## WORK REQUIRED
Word for word, restate each entry in the listing below.

....................

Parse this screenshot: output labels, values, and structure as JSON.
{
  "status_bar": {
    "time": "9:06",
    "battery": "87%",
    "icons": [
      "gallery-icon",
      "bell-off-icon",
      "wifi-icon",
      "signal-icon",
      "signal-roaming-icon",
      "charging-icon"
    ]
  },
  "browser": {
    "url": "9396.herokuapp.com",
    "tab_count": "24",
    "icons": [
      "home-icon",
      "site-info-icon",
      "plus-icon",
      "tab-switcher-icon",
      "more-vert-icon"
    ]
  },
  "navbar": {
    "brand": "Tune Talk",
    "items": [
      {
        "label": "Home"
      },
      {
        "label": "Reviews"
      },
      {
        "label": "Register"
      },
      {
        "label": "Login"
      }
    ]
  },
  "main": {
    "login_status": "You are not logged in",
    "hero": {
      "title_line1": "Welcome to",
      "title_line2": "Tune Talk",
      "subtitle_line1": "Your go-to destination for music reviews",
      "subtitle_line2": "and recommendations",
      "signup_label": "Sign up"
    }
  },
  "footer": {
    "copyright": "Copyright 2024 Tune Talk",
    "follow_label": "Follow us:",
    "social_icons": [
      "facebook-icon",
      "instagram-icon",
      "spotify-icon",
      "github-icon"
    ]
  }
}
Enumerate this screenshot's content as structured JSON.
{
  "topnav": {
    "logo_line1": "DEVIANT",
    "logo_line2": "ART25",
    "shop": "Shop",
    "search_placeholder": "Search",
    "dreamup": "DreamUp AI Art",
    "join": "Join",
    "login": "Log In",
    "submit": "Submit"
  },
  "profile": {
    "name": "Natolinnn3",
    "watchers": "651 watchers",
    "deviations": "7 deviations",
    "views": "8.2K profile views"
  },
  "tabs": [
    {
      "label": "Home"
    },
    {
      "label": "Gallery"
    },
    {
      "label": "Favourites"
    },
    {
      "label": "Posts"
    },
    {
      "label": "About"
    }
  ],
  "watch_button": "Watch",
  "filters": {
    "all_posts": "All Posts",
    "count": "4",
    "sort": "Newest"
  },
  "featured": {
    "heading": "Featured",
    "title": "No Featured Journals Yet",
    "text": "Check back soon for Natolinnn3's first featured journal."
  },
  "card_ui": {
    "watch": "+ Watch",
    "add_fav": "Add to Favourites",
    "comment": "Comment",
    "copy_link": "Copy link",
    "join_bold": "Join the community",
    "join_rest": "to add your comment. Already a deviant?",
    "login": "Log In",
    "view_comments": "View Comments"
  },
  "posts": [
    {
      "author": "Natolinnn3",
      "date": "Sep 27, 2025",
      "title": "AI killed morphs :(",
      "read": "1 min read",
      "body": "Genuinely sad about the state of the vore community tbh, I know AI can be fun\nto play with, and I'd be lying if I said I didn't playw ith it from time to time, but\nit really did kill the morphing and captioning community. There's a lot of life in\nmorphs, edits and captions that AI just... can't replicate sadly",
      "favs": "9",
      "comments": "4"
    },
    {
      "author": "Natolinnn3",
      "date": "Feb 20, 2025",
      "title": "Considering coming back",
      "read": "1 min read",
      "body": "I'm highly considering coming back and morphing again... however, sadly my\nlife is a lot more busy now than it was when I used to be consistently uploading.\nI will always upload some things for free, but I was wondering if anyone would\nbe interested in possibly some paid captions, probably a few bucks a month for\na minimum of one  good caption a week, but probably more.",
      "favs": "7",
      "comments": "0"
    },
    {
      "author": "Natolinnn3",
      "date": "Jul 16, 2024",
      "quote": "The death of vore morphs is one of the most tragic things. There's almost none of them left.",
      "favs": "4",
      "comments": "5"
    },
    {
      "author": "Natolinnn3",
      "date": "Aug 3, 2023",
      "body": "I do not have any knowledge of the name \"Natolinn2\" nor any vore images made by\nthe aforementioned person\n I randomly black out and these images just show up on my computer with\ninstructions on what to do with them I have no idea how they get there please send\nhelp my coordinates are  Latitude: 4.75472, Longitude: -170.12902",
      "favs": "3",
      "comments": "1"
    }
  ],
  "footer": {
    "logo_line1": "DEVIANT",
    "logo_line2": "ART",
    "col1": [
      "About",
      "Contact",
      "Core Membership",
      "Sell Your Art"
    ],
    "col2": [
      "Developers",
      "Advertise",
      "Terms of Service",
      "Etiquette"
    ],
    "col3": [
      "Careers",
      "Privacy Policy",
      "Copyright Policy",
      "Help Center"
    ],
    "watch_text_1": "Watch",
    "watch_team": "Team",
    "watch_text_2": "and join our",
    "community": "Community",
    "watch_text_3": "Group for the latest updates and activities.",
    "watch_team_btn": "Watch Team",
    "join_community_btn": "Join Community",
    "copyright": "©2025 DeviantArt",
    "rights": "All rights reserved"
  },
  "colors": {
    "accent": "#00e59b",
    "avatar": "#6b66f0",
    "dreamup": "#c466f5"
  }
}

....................

## OUTPUT BELOW
Parse this screenshot: output labels, values, and structure as JSON.
{
  "status_bar": {
    "time": "9:06",
    "battery": "87%",
    "icons": [
      "gallery-icon",
      "bell-off-icon",
      "wifi-icon",
      "signal-icon",
      "signal-roaming-icon",
      "charging-icon"
    ]
  },
  "browser": {
    "url": "9396.herokuapp.com",
    "tab_count": "24",
    "icons": [
      "home-icon",
      "site-info-icon",
      "plus-icon",
      "tab-switcher-icon",
      "more-vert-icon"
    ]
  },
  "navbar": {
    "brand": "Tune Talk",
    "items": [
      {
        "label": "Home"
      },
      {
        "label": "Reviews"
      },
      {
        "label": "Register"
      },
      {
        "label": "Login"
      }
    ]
  },
  "main": {
    "login_status": "You are not logged in",
    "hero": {
      "title_line1": "Welcome to",
      "title_line2": "Tune Talk",
      "subtitle_line1": "Your go-to destination for music reviews",
      "subtitle_line2": "and recommendations",
      "signup_label": "Sign up"
    }
  },
  "footer": {
    "copyright": "Copyright 2024 Tune Talk",
    "follow_label": "Follow us:",
    "social_icons": [
      "facebook-icon",
      "instagram-icon",
      "spotify-icon",
      "github-icon"
    ]
  }
}
Enumerate this screenshot's content as structured JSON.
{
  "topnav": {
    "logo_line1": "DEVIANT",
    "logo_line2": "ART25",
    "shop": "Shop",
    "search_placeholder": "Search",
    "dreamup": "DreamUp AI Art",
    "join": "Join",
    "login": "Log In",
    "submit": "Submit"
  },
  "profile": {
    "name": "Natolinnn3",
    "watchers": "651 watchers",
    "deviations": "7 deviations",
    "views": "8.2K profile views"
  },
  "tabs": [
    {
      "label": "Home"
    },
    {
      "label": "Gallery"
    },
    {
      "label": "Favourites"
    },
    {
      "label": "Posts"
    },
    {
      "label": "About"
    }
  ],
  "watch_button": "Watch",
  "filters": {
    "all_posts": "All Posts",
    "count": "4",
    "sort": "Newest"
  },
  "featured": {
    "heading": "Featured",
    "title": "No Featured Journals Yet",
    "text": "Check back soon for Natolinnn3's first featured journal."
  },
  "card_ui": {
    "watch": "+ Watch",
    "add_fav": "Add to Favourites",
    "comment": "Comment",
    "copy_link": "Copy link",
    "join_bold": "Join the community",
    "join_rest": "to add your comment. Already a deviant?",
    "login": "Log In",
    "view_comments": "View Comments"
  },
  "posts": [
    {
      "author": "Natolinnn3",
      "date": "Sep 27, 2025",
      "title": "AI killed morphs :(",
      "read": "1 min read",
      "body": "Genuinely sad about the state of the vore community tbh, I know AI can be fun\nto play with, and I'd be lying if I said I didn't playw ith it from time to time, but\nit really did kill the morphing and captioning community. There's a lot of life in\nmorphs, edits and captions that AI just... can't replicate sadly",
      "favs": "9",
      "comments": "4"
    },
    {
      "author": "Natolinnn3",
      "date": "Feb 20, 2025",
      "title": "Considering coming back",
      "read": "1 min read",
      "body": "I'm highly considering coming back and morphing again... however, sadly my\nlife is a lot more busy now than it was when I used to be consistently uploading.\nI will always upload some things for free, but I was wondering if anyone would\nbe interested in possibly some paid captions, probably a few bucks a month for\na minimum of one  good caption a week, but probably more.",
      "favs": "7",
      "comments": "0"
    },
    {
      "author": "Natolinnn3",
      "date": "Jul 16, 2024",
      "quote": "The death of vore morphs is one of the most tragic things. There's almost none of them left.",
      "favs": "4",
      "comments": "5"
    },
    {
      "author": "Natolinnn3",
      "date": "Aug 3, 2023",
      "body": "I do not have any knowledge of the name \"Natolinn2\" nor any vore images made by\nthe aforementioned person\n I randomly black out and these images just show up on my computer with\ninstructions on what to do with them I have no idea how they get there please send\nhelp my coordinates are  Latitude: 4.75472, Longitude: -170.12902",
      "favs": "3",
      "comments": "1"
    }
  ],
  "footer": {
    "logo_line1": "DEVIANT",
    "logo_line2": "ART",
    "col1": [
      "About",
      "Contact",
      "Core Membership",
      "Sell Your Art"
    ],
    "col2": [
      "Developers",
      "Advertise",
      "Terms of Service",
      "Etiquette"
    ],
    "col3": [
      "Careers",
      "Privacy Policy",
      "Copyright Policy",
      "Help Center"
    ],
    "watch_text_1": "Watch",
    "watch_team": "Team",
    "watch_text_2": "and join our",
    "community": "Community",
    "watch_text_3": "Group for the latest updates and activities.",
    "watch_team_btn": "Watch Team",
    "join_community_btn": "Join Community",
    "copyright": "©2025 DeviantArt",
    "rights": "All rights reserved"
  },
  "colors": {
    "accent": "#00e59b",
    "avatar": "#6b66f0",
    "dreamup": "#c466f5"
  }
}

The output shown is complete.